*Task*: The full set of entries should be repeated without a single change.

*Entries shown*:
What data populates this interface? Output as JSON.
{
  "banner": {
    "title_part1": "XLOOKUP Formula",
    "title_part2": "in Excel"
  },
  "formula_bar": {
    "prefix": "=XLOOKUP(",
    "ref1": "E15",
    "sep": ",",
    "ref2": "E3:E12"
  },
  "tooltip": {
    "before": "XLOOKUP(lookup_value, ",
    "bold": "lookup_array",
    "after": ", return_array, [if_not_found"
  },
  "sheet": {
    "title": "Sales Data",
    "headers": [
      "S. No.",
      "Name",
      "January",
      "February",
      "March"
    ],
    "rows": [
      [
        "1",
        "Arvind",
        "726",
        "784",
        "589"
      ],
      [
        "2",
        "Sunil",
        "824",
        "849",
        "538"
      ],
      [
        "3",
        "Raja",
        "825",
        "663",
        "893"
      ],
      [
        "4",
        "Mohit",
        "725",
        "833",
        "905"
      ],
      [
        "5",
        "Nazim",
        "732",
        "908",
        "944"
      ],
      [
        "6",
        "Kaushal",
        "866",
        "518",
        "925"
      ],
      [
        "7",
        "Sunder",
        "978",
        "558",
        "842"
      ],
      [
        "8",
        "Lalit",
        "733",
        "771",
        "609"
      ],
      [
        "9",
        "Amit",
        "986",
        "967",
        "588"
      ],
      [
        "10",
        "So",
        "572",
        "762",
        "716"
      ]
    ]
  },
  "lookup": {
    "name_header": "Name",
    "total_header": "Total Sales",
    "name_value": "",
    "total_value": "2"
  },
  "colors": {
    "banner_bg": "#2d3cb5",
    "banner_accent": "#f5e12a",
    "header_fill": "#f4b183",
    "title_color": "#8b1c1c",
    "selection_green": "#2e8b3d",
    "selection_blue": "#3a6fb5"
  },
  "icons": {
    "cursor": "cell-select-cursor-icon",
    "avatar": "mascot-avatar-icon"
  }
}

*Result of the task*:
What data populates this interface? Output as JSON.
{
  "banner": {
    "title_part1": "XLOOKUP Formula",
    "title_part2": "in Excel"
  },
  "formula_bar": {
    "prefix": "=XLOOKUP(",
    "ref1": "E15",
    "sep": ",",
    "ref2": "E3:E12"
  },
  "tooltip": {
    "before": "XLOOKUP(lookup_value, ",
    "bold": "lookup_array",
    "after": ", return_array, [if_not_found"
  },
  "sheet": {
    "title": "Sales Data",
    "headers": [
      "S. No.",
      "Name",
      "January",
      "February",
      "March"
    ],
    "rows": [
      [
        "1",
        "Arvind",
        "726",
        "784",
        "589"
      ],
      [
        "2",
        "Sunil",
        "824",
        "849",
        "538"
      ],
      [
        "3",
        "Raja",
        "825",
        "663",
        "893"
      ],
      [
        "4",
        "Mohit",
        "725",
        "833",
        "905"
      ],
      [
        "5",
        "Nazim",
        "732",
        "908",
        "944"
      ],
      [
        "6",
        "Kaushal",
        "866",
        "518",
        "925"
      ],
      [
        "7",
        "Sunder",
        "978",
        "558",
        "842"
      ],
      [
        "8",
        "Lalit",
        "733",
        "771",
        "609"
      ],
      [
        "9",
        "Amit",
        "986",
        "967",
        "588"
      ],
      [
        "10",
        "So",
        "572",
        "762",
        "716"
      ]
    ]
  },
  "lookup": {
    "name_header": "Name",
    "total_header": "Total Sales",
    "name_value": "",
    "total_value": "2"
  },
  "colors": {
    "banner_bg": "#2d3cb5",
    "banner_accent": "#f5e12a",
    "header_fill": "#f4b183",
    "title_color": "#8b1c1c",
    "selection_green": "#2e8b3d",
    "selection_blue": "#3a6fb5"
  },
  "icons": {
    "cursor": "cell-select-cursor-icon",
    "avatar": "mascot-avatar-icon"
  }
}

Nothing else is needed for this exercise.